Published July 23. 2013 4:00AM
Goodspeed Musicals' production of "Hello, Dolly" is like the title character herself - endlessly animated and boundlessly optimistic.
Granted, this Jerry Herman-Michael Stewart confection is the ultimate feel-good musical to begin with. Every song is rousing, and the script is joke-filled.
But, still, many a "Dolly" have gone spectacularly wrong before. Goodspeed's, on the other hand, gets it right.
Director Daniel Goldstein, who helmed the 2011 Broadway revival of "Godspell," powers the production with an indefatigable energy. I love, too, the confidence Goldstein displays in letting a couple of comic moments last and last, building the humor until theatergoers are shrieking with laughter (at least on the night I saw the show). In one bit, Jeremy Morse, playing Barnaby Tucker, holds a stunned look as he finds enormous riches in what he thought was his all-but-empty wallet. In another, Dolly, wearing an oblivious poker face, noshes on food - including a long-lasting corn cob - while her cohorts wait in a courtroom for her help.
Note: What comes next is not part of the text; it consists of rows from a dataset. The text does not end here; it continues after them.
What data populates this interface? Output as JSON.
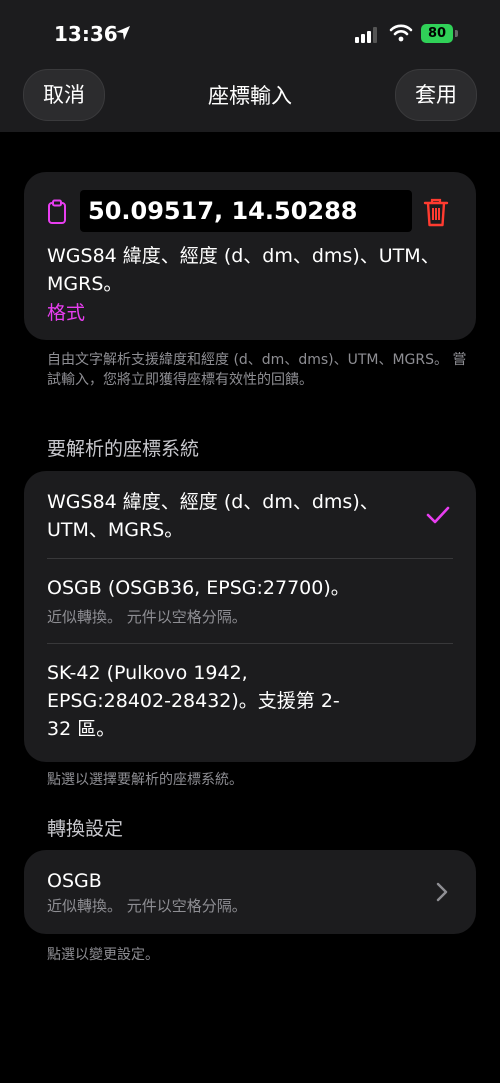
{
  "status": {
    "time": "13:36",
    "battery": "80"
  },
  "nav": {
    "cancel": "取消",
    "title": "座標輸入",
    "apply": "套用"
  },
  "input": {
    "value": "50.09517, 14.50288",
    "description": "WGS84 緯度、經度 (d、dm、dms)、UTM、MGRS。",
    "format_link": "格式"
  },
  "input_help": "自由文字解析支援緯度和經度 (d、dm、dms)、UTM、MGRS。 嘗試輸入，您將立即獲得座標有效性的回饋。",
  "systems": {
    "header": "要解析的座標系統",
    "items": [
      {
        "label": "WGS84 緯度、經度 (d、dm、dms)、UTM、MGRS。",
        "sub": "",
        "checked": true
      },
      {
        "label": "OSGB (OSGB36, EPSG:27700)。",
        "sub": "近似轉換。 元件以空格分隔。"
      },
      {
        "label": "SK-42 (Pulkovo 1942, EPSG:28402-28432)。支援第 2-32 區。",
        "sub": ""
      }
    ],
    "footer": "點選以選擇要解析的座標系統。"
  },
  "conversion": {
    "header": "轉換設定",
    "item_label": "OSGB",
    "item_sub": "近似轉換。 元件以空格分隔。",
    "footer": "點選以變更設定。"
  },
  "colors": {
    "accent": "#e83ef0",
    "trash": "#ff3b30",
    "battery": "#30d158"
  }
}
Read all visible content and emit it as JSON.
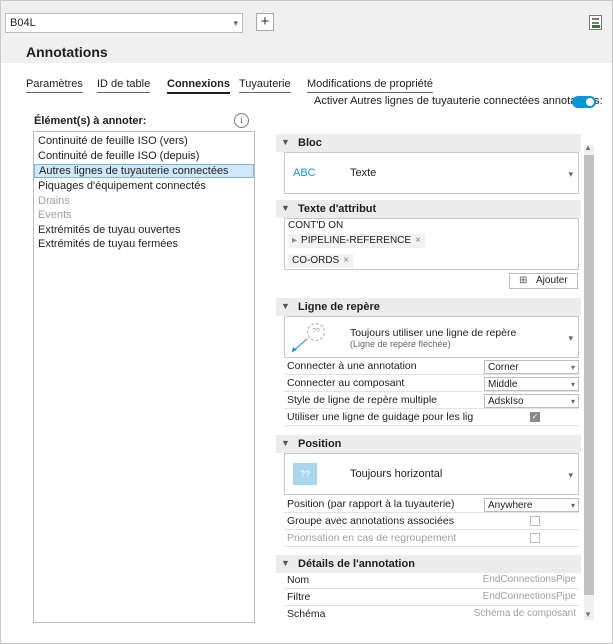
{
  "header": {
    "dropdown_value": "B04L",
    "add_label": "+",
    "title": "Annotations"
  },
  "tabs": [
    {
      "label": "Paramètres"
    },
    {
      "label": "ID de table"
    },
    {
      "label": "Connexions"
    },
    {
      "label": "Tuyauterie"
    },
    {
      "label": "Modifications de propriété"
    }
  ],
  "active_tab": "Connexions",
  "activer_label": "Activer Autres lignes de tuyauterie connectées annotations:",
  "activer_on": true,
  "left": {
    "heading": "Élément(s) à annoter:",
    "info": "i",
    "items": [
      {
        "label": "Continuité de feuille ISO (vers)"
      },
      {
        "label": "Continuité de feuille ISO (depuis)"
      },
      {
        "label": "Autres lignes de tuyauterie connectées"
      },
      {
        "label": "Piquages d'équipement connectés"
      },
      {
        "label": "Drains"
      },
      {
        "label": "Events"
      },
      {
        "label": "Extrémités de tuyau ouvertes"
      },
      {
        "label": "Extrémités de tuyau fermées"
      }
    ],
    "selected": "Autres lignes de tuyauterie connectées"
  },
  "panel": {
    "bloc": {
      "title": "Bloc",
      "preview": "ABC",
      "value": "Texte"
    },
    "texte_attribut": {
      "title": "Texte d'attribut",
      "line1": "CONT'D ON",
      "chip1": "PIPELINE-REFERENCE",
      "chip2": "CO-ORDS",
      "chip_close": "×",
      "expand_glyph": "▸",
      "add_label": "Ajouter"
    },
    "ligne_repere": {
      "title": "Ligne de repère",
      "preview_glyph": "??",
      "option": "Toujours utiliser une ligne de repère",
      "option_sub": "(Ligne de repère fléchée)",
      "rows": [
        {
          "label": "Connecter à une annotation",
          "value": "Corner"
        },
        {
          "label": "Connecter au composant",
          "value": "Middle"
        },
        {
          "label": "Style de ligne de repère multiple",
          "value": "AdskIso"
        },
        {
          "label": "Utiliser une ligne de guidage pour les lignes",
          "checked": true
        }
      ]
    },
    "position": {
      "title": "Position",
      "preview_glyph": "??",
      "option": "Toujours horizontal",
      "rows": [
        {
          "label": "Position (par rapport à la tuyauterie)",
          "value": "Anywhere"
        },
        {
          "label": "Groupe avec annotations associées",
          "checked": false
        },
        {
          "label": "Priorisation en cas de regroupement",
          "checked": false,
          "disabled": true
        }
      ]
    },
    "details": {
      "title": "Détails de l'annotation",
      "rows": [
        {
          "label": "Nom",
          "value": "EndConnectionsPipe"
        },
        {
          "label": "Filtre",
          "value": "EndConnectionsPipe"
        },
        {
          "label": "Schéma",
          "value": "Schéma de composant"
        }
      ]
    }
  },
  "icons": {
    "caret": "▼",
    "dropdown": "▾",
    "scroll_up": "▲",
    "scroll_down": "▼",
    "check": "✓"
  },
  "colors": {
    "accent": "#0696d7",
    "selection": "#cfe8fc",
    "section_bg": "#ececec"
  }
}
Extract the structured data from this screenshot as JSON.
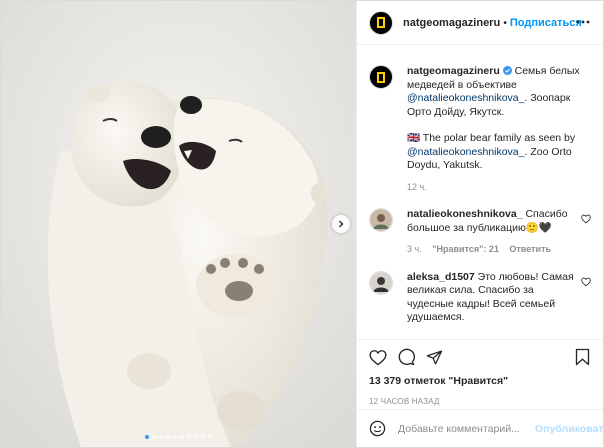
{
  "header": {
    "username": "natgeomagazineru",
    "separator": "•",
    "follow_label": "Подписаться"
  },
  "caption": {
    "username": "natgeomagazineru",
    "text_ru_1": "Семья белых медведей в объективе",
    "mention_1": "@natalieokoneshnikova_",
    "text_ru_2": ". Зоопарк Орто Дойду, Якутск.",
    "flag": "🇬🇧",
    "text_en_1": " The polar bear family as seen by",
    "mention_2": "@natalieokoneshnikova_",
    "text_en_2": ". Zoo Orto Doydu, Yakutsk.",
    "time": "12 ч."
  },
  "comments": [
    {
      "username": "natalieokoneshnikova_",
      "text": "Спасибо большое за публикацию🙂🖤",
      "time": "3 ч.",
      "likes": "\"Нравится\": 21",
      "reply": "Ответить"
    },
    {
      "username": "aleksa_d1507",
      "text": "Это любовь! Самая великая сила. Спасибо за чудесные кадры! Всей семьей удушаемся."
    }
  ],
  "likes": {
    "count": "13 379",
    "label": "отметок \"Нравится\""
  },
  "posted_ago": "12 ЧАСОВ НАЗАД",
  "add_comment": {
    "placeholder": "Добавьте комментарий...",
    "publish_label": "Опубликовать"
  },
  "carousel": {
    "slides": 10,
    "active_index": 0
  },
  "colors": {
    "accent": "#0095f6",
    "verified": "#3897f0",
    "natgeo_yellow": "#ffce00"
  }
}
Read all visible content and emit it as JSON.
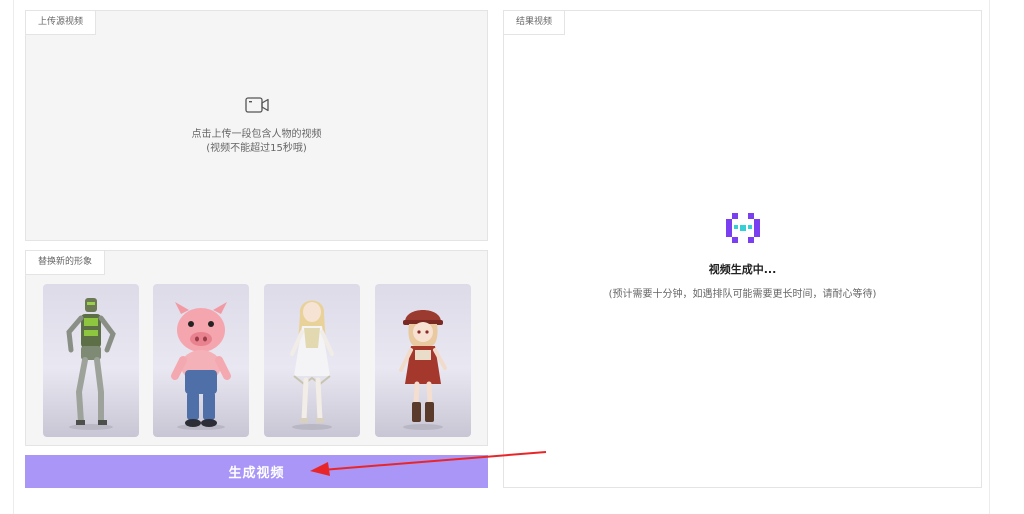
{
  "upload": {
    "tag": "上传源视频",
    "prompt": "点击上传一段包含人物的视频",
    "hint": "(视频不能超过15秒哦)"
  },
  "avatars": {
    "tag": "替换新的形象",
    "items": [
      {
        "icon": "robot-avatar-icon"
      },
      {
        "icon": "pig-avatar-icon"
      },
      {
        "icon": "blonde-girl-avatar-icon"
      },
      {
        "icon": "red-hat-girl-avatar-icon"
      }
    ]
  },
  "generate": {
    "label": "生成视频"
  },
  "result": {
    "tag": "结果视频",
    "status_title": "视频生成中...",
    "status_note": "(预计需要十分钟，如遇排队可能需要更长时间，请耐心等待)"
  },
  "colors": {
    "accent": "#a996f7",
    "loader_purple": "#7b3ff2",
    "loader_cyan": "#35d0d6",
    "arrow_red": "#e8262a"
  }
}
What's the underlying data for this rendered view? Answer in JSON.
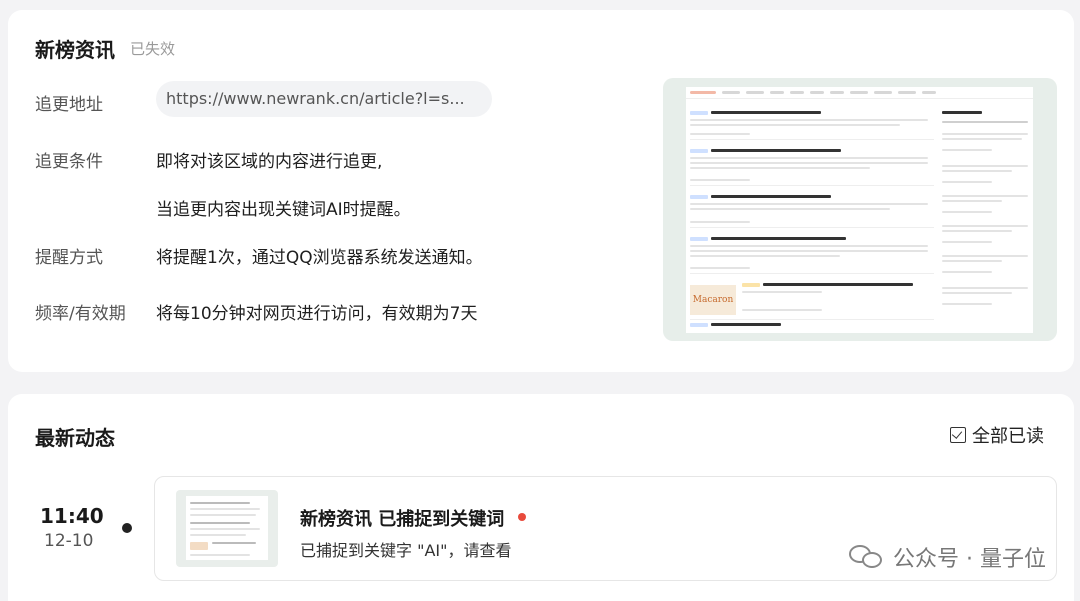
{
  "monitor": {
    "title": "新榜资讯",
    "status": "已失效",
    "rows": [
      {
        "label": "追更地址",
        "value": "https://www.newrank.cn/article?l=s..."
      },
      {
        "label": "追更条件",
        "value": "即将对该区域的内容进行追更,",
        "value2": "当追更内容出现关键词AI时提醒。"
      },
      {
        "label": "提醒方式",
        "value": "将提醒1次，通过QQ浏览器系统发送通知。"
      },
      {
        "label": "频率/有效期",
        "value": "将每10分钟对网页进行访问，有效期为7天"
      }
    ],
    "thumbnail": {
      "badge_text": "Macaron"
    }
  },
  "activity": {
    "title": "最新动态",
    "mark_all_read": "全部已读",
    "check_icon": "check-square-icon",
    "items": [
      {
        "time": "11:40",
        "date": "12-10",
        "title": "新榜资讯 已捕捉到关键词",
        "subtitle": "已捕捉到关键字 \"AI\"，请查看",
        "unread_color": "#e84a3c"
      }
    ]
  },
  "watermark": {
    "text": "公众号 · 量子位",
    "icon": "wechat-icon"
  }
}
If Goldstein is The Guiding Genius here, he's got a brilliant co-conspirator in choreographer Kelli Barclay. The "Waiters' Gallop" number is so creatively designed and so phenomenally danced that the male ensemble received the kind of extended applause and hoot-filled hurrahs usually reserved for the star of a show. Not that it's surprising, considering that this number includes guys executing a cossack dance while clapping together silver trays as if they were cymbals, and men pouring champagne into bottles while moving across the stage in a chorus line.
For "Before the Parade Passes By," Barclay has dancing couples swirl and whirl on and off and around the stage; it feels like it does when a movie camera dollies dizzyingly in circles around characters.
The stagecraft is part of the fun, too. A staircase telescopes onto the Goodspeed Opera House's famously small stage to allow for the iconic "Hello, Dolly" sequence. A store's tall bookcase from one scene gets tipped onto its side in another so it can transform into a bench of train seats; actresses spin parasols to mimic locomotive wheels and lights pulsate in the background, as if sunlight were bouncing off objects as the train zooms by.
Even the opening hints of the eye candy to come. Hanging on-stage is a sepia scrim of a 19th-century New York street scene that looks almost three-dimensional. As the overture begins, a changing light turns the scrim a vivid shade of red, as the horn section leads a celebratory burst of the signature song "Hello, Dolly." Talk about setting the mood.
After all, Dolly herself is nothing if not A Big Presence. Klea Blackhurst gives Dolly a Merman-esque moxie here, and no wonder: Blackhurst is known for her Ethel Merman tribute show, "Everything the Traffic Will Allow." She trumpets her songs with who-needs-a-microphone vivacity. If her acting is a bit short on nuance, who cares? She still gets at Dolly's core; the matchmaking character is meddlesome, yes, but she glows with good will and never lets a "no" get in her way.
Someone who is constantly telling her "no" is Horace Vandergelder, the half-millionaire for whom widow Dolly has set her cap. Tony Sheldon yells and fumes and erupts as Horace. (A bit less of the yelling and a bit more ambivalent affection toward Dolly might have been prudent.)
Sheldon, who was nominated for a Tony for his role in "Priscilla Queen of the Desert" on Broadway, holds his own with the potent Blackhurst. He provides a boisterous boss to his hapless employees, the aforementioned Barnaby Tucker and Cornelius Hackl. Cornelius is played here by Spencer Moses, who looks like a cross between John Waters and Stretch Cunningham. He nicely reflects Cornelius' naivete and earnestness, although he doesn't make quite the impression that Blackhurst and Sheldon do - or that Ashley Brown, who plays Cornelius' love interest Irene Malloy, does. Brown was the original Mary Poppins in the recent Broadway musical, and you can easily see why she was cast in that role.
She possesses a kindly presence and a silvery voice, used to fine effect at Goodspeed on the dreamy "Ribbons Down My Back."
Speaking of ribbons, we have to mention the costumes designed by Wade Laboissoniere. They look rich, rich, rich. "Put Your Sunday Clothes Away" provides a procession of men in plaid suits and bowler hats, and women in yards and yards of thick, luxurious fabric. The females' hats are topped with so many quirky, unidentifiable elements, they are like millinery Rorschach tests.
Goodspeed, which is marking its 50th anniversary, has never staged "Dolly" before now. I dare say it was worth the wait.